_Problem description_
Each line of the listing below must be returned exactly.

_Exercise data_

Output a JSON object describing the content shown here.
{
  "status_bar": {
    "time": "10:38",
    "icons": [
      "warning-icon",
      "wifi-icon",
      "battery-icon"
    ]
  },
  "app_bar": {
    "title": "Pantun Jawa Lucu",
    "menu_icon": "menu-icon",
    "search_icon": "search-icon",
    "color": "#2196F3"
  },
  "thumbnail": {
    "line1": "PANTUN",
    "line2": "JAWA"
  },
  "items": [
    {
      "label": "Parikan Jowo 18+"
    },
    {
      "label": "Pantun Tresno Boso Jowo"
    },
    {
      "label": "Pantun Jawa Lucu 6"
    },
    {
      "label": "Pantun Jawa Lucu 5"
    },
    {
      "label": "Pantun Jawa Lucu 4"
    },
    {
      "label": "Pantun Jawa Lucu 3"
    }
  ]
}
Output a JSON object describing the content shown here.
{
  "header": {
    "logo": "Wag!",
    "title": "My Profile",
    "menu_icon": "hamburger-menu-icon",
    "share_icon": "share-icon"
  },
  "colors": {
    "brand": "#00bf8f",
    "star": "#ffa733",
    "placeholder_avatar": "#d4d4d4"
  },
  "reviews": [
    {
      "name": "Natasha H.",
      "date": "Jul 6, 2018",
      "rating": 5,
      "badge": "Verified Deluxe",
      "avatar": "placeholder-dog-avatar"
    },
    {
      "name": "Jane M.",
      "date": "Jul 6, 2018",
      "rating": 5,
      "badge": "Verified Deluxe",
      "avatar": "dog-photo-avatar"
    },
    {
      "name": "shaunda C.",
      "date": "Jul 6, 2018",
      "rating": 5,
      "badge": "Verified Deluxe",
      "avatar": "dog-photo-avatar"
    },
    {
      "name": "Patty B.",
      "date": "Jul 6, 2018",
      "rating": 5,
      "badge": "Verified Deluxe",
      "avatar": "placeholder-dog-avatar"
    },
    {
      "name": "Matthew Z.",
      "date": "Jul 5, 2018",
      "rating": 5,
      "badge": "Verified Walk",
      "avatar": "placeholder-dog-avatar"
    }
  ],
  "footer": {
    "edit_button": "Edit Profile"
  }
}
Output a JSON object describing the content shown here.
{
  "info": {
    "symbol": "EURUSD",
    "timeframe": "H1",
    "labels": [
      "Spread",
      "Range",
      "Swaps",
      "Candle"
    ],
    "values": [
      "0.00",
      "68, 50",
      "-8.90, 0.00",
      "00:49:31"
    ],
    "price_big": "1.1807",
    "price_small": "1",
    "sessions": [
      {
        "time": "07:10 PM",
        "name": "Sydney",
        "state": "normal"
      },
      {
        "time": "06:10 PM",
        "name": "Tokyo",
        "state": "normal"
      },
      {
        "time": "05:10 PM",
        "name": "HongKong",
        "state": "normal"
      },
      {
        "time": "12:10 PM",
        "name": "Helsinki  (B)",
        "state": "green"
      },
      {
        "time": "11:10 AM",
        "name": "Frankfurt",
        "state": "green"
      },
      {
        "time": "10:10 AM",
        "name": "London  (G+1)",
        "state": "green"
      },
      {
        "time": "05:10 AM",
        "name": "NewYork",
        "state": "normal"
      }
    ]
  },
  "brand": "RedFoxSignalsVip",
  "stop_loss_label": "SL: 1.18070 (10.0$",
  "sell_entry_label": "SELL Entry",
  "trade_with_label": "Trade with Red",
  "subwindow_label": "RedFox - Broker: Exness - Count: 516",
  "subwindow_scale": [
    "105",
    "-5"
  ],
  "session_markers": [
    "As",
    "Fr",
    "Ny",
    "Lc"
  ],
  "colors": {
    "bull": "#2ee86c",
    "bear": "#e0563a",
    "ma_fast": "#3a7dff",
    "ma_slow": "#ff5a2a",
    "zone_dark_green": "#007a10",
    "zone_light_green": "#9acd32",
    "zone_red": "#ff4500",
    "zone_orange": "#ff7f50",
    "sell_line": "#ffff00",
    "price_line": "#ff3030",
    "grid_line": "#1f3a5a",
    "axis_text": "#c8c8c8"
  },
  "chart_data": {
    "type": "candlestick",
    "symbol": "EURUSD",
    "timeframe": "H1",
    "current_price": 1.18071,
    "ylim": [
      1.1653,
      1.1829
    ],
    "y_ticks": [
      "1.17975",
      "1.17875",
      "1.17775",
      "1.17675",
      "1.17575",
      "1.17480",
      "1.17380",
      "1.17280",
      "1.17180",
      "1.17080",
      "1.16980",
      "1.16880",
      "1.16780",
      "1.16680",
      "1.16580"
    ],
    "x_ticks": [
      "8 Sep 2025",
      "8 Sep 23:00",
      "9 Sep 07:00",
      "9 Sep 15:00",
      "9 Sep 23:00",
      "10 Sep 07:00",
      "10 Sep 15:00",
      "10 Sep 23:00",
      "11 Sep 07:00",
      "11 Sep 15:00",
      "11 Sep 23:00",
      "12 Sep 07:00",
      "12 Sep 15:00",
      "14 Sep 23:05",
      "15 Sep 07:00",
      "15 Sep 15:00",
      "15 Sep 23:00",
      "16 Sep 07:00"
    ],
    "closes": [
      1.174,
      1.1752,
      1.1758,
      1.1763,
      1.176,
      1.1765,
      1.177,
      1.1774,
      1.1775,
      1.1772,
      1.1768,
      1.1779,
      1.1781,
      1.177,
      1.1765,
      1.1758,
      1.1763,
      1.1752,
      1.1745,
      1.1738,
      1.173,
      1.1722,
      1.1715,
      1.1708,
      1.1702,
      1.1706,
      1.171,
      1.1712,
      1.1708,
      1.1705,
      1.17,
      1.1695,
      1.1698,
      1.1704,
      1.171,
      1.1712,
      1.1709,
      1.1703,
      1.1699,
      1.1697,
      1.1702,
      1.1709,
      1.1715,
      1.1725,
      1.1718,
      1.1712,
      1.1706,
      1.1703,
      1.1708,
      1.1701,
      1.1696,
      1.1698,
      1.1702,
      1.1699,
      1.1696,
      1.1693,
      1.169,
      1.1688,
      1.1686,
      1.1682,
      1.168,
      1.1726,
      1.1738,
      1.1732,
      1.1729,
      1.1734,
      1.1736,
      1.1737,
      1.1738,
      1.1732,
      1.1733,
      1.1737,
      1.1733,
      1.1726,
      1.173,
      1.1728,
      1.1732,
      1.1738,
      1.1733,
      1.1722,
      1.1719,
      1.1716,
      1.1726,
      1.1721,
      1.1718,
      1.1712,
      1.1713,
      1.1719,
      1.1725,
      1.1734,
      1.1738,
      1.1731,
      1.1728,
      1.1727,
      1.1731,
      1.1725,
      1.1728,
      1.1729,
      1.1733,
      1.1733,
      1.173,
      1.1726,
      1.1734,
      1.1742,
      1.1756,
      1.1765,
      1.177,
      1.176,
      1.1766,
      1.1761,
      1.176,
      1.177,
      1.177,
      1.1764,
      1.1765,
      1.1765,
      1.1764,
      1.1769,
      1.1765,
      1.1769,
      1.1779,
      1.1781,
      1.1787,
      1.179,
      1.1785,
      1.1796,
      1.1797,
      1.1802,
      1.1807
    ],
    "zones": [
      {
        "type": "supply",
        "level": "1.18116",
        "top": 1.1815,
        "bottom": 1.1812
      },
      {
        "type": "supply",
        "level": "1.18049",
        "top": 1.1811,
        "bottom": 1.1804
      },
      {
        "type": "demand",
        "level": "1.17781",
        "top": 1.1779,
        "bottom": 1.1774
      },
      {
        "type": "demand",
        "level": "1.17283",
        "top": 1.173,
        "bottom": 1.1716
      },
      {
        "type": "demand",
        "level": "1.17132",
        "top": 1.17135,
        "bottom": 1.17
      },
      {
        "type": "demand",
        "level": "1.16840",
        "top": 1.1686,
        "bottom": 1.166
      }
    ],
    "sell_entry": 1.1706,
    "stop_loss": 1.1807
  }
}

_Output for this exercise_
Output a JSON object describing the content shown here.
{
  "status_bar": {
    "time": "10:38",
    "icons": [
      "warning-icon",
      "wifi-icon",
      "battery-icon"
    ]
  },
  "app_bar": {
    "title": "Pantun Jawa Lucu",
    "menu_icon": "menu-icon",
    "search_icon": "search-icon",
    "color": "#2196F3"
  },
  "thumbnail": {
    "line1": "PANTUN",
    "line2": "JAWA"
  },
  "items": [
    {
      "label": "Parikan Jowo 18+"
    },
    {
      "label": "Pantun Tresno Boso Jowo"
    },
    {
      "label": "Pantun Jawa Lucu 6"
    },
    {
      "label": "Pantun Jawa Lucu 5"
    },
    {
      "label": "Pantun Jawa Lucu 4"
    },
    {
      "label": "Pantun Jawa Lucu 3"
    }
  ]
}
Output a JSON object describing the content shown here.
{
  "header": {
    "logo": "Wag!",
    "title": "My Profile",
    "menu_icon": "hamburger-menu-icon",
    "share_icon": "share-icon"
  },
  "colors": {
    "brand": "#00bf8f",
    "star": "#ffa733",
    "placeholder_avatar": "#d4d4d4"
  },
  "reviews": [
    {
      "name": "Natasha H.",
      "date": "Jul 6, 2018",
      "rating": 5,
      "badge": "Verified Deluxe",
      "avatar": "placeholder-dog-avatar"
    },
    {
      "name": "Jane M.",
      "date": "Jul 6, 2018",
      "rating": 5,
      "badge": "Verified Deluxe",
      "avatar": "dog-photo-avatar"
    },
    {
      "name": "shaunda C.",
      "date": "Jul 6, 2018",
      "rating": 5,
      "badge": "Verified Deluxe",
      "avatar": "dog-photo-avatar"
    },
    {
      "name": "Patty B.",
      "date": "Jul 6, 2018",
      "rating": 5,
      "badge": "Verified Deluxe",
      "avatar": "placeholder-dog-avatar"
    },
    {
      "name": "Matthew Z.",
      "date": "Jul 5, 2018",
      "rating": 5,
      "badge": "Verified Walk",
      "avatar": "placeholder-dog-avatar"
    }
  ],
  "footer": {
    "edit_button": "Edit Profile"
  }
}
Output a JSON object describing the content shown here.
{
  "info": {
    "symbol": "EURUSD",
    "timeframe": "H1",
    "labels": [
      "Spread",
      "Range",
      "Swaps",
      "Candle"
    ],
    "values": [
      "0.00",
      "68, 50",
      "-8.90, 0.00",
      "00:49:31"
    ],
    "price_big": "1.1807",
    "price_small": "1",
    "sessions": [
      {
        "time": "07:10 PM",
        "name": "Sydney",
        "state": "normal"
      },
      {
        "time": "06:10 PM",
        "name": "Tokyo",
        "state": "normal"
      },
      {
        "time": "05:10 PM",
        "name": "HongKong",
        "state": "normal"
      },
      {
        "time": "12:10 PM",
        "name": "Helsinki  (B)",
        "state": "green"
      },
      {
        "time": "11:10 AM",
        "name": "Frankfurt",
        "state": "green"
      },
      {
        "time": "10:10 AM",
        "name": "London  (G+1)",
        "state": "green"
      },
      {
        "time": "05:10 AM",
        "name": "NewYork",
        "state": "normal"
      }
    ]
  },
  "brand": "RedFoxSignalsVip",
  "stop_loss_label": "SL: 1.18070 (10.0$",
  "sell_entry_label": "SELL Entry",
  "trade_with_label": "Trade with Red",
  "subwindow_label": "RedFox - Broker: Exness - Count: 516",
  "subwindow_scale": [
    "105",
    "-5"
  ],
  "session_markers": [
    "As",
    "Fr",
    "Ny",
    "Lc"
  ],
  "colors": {
    "bull": "#2ee86c",
    "bear": "#e0563a",
    "ma_fast": "#3a7dff",
    "ma_slow": "#ff5a2a",
    "zone_dark_green": "#007a10",
    "zone_light_green": "#9acd32",
    "zone_red": "#ff4500",
    "zone_orange": "#ff7f50",
    "sell_line": "#ffff00",
    "price_line": "#ff3030",
    "grid_line": "#1f3a5a",
    "axis_text": "#c8c8c8"
  },
  "chart_data": {
    "type": "candlestick",
    "symbol": "EURUSD",
    "timeframe": "H1",
    "current_price": 1.18071,
    "ylim": [
      1.1653,
      1.1829
    ],
    "y_ticks": [
      "1.17975",
      "1.17875",
      "1.17775",
      "1.17675",
      "1.17575",
      "1.17480",
      "1.17380",
      "1.17280",
      "1.17180",
      "1.17080",
      "1.16980",
      "1.16880",
      "1.16780",
      "1.16680",
      "1.16580"
    ],
    "x_ticks": [
      "8 Sep 2025",
      "8 Sep 23:00",
      "9 Sep 07:00",
      "9 Sep 15:00",
      "9 Sep 23:00",
      "10 Sep 07:00",
      "10 Sep 15:00",
      "10 Sep 23:00",
      "11 Sep 07:00",
      "11 Sep 15:00",
      "11 Sep 23:00",
      "12 Sep 07:00",
      "12 Sep 15:00",
      "14 Sep 23:05",
      "15 Sep 07:00",
      "15 Sep 15:00",
      "15 Sep 23:00",
      "16 Sep 07:00"
    ],
    "closes": [
      1.174,
      1.1752,
      1.1758,
      1.1763,
      1.176,
      1.1765,
      1.177,
      1.1774,
      1.1775,
      1.1772,
      1.1768,
      1.1779,
      1.1781,
      1.177,
      1.1765,
      1.1758,
      1.1763,
      1.1752,
      1.1745,
      1.1738,
      1.173,
      1.1722,
      1.1715,
      1.1708,
      1.1702,
      1.1706,
      1.171,
      1.1712,
      1.1708,
      1.1705,
      1.17,
      1.1695,
      1.1698,
      1.1704,
      1.171,
      1.1712,
      1.1709,
      1.1703,
      1.1699,
      1.1697,
      1.1702,
      1.1709,
      1.1715,
      1.1725,
      1.1718,
      1.1712,
      1.1706,
      1.1703,
      1.1708,
      1.1701,
      1.1696,
      1.1698,
      1.1702,
      1.1699,
      1.1696,
      1.1693,
      1.169,
      1.1688,
      1.1686,
      1.1682,
      1.168,
      1.1726,
      1.1738,
      1.1732,
      1.1729,
      1.1734,
      1.1736,
      1.1737,
      1.1738,
      1.1732,
      1.1733,
      1.1737,
      1.1733,
      1.1726,
      1.173,
      1.1728,
      1.1732,
      1.1738,
      1.1733,
      1.1722,
      1.1719,
      1.1716,
      1.1726,
      1.1721,
      1.1718,
      1.1712,
      1.1713,
      1.1719,
      1.1725,
      1.1734,
      1.1738,
      1.1731,
      1.1728,
      1.1727,
      1.1731,
      1.1725,
      1.1728,
      1.1729,
      1.1733,
      1.1733,
      1.173,
      1.1726,
      1.1734,
      1.1742,
      1.1756,
      1.1765,
      1.177,
      1.176,
      1.1766,
      1.1761,
      1.176,
      1.177,
      1.177,
      1.1764,
      1.1765,
      1.1765,
      1.1764,
      1.1769,
      1.1765,
      1.1769,
      1.1779,
      1.1781,
      1.1787,
      1.179,
      1.1785,
      1.1796,
      1.1797,
      1.1802,
      1.1807
    ],
    "zones": [
      {
        "type": "supply",
        "level": "1.18116",
        "top": 1.1815,
        "bottom": 1.1812
      },
      {
        "type": "supply",
        "level": "1.18049",
        "top": 1.1811,
        "bottom": 1.1804
      },
      {
        "type": "demand",
        "level": "1.17781",
        "top": 1.1779,
        "bottom": 1.1774
      },
      {
        "type": "demand",
        "level": "1.17283",
        "top": 1.173,
        "bottom": 1.1716
      },
      {
        "type": "demand",
        "level": "1.17132",
        "top": 1.17135,
        "bottom": 1.17
      },
      {
        "type": "demand",
        "level": "1.16840",
        "top": 1.1686,
        "bottom": 1.166
      }
    ],
    "sell_entry": 1.1706,
    "stop_loss": 1.1807
  }
}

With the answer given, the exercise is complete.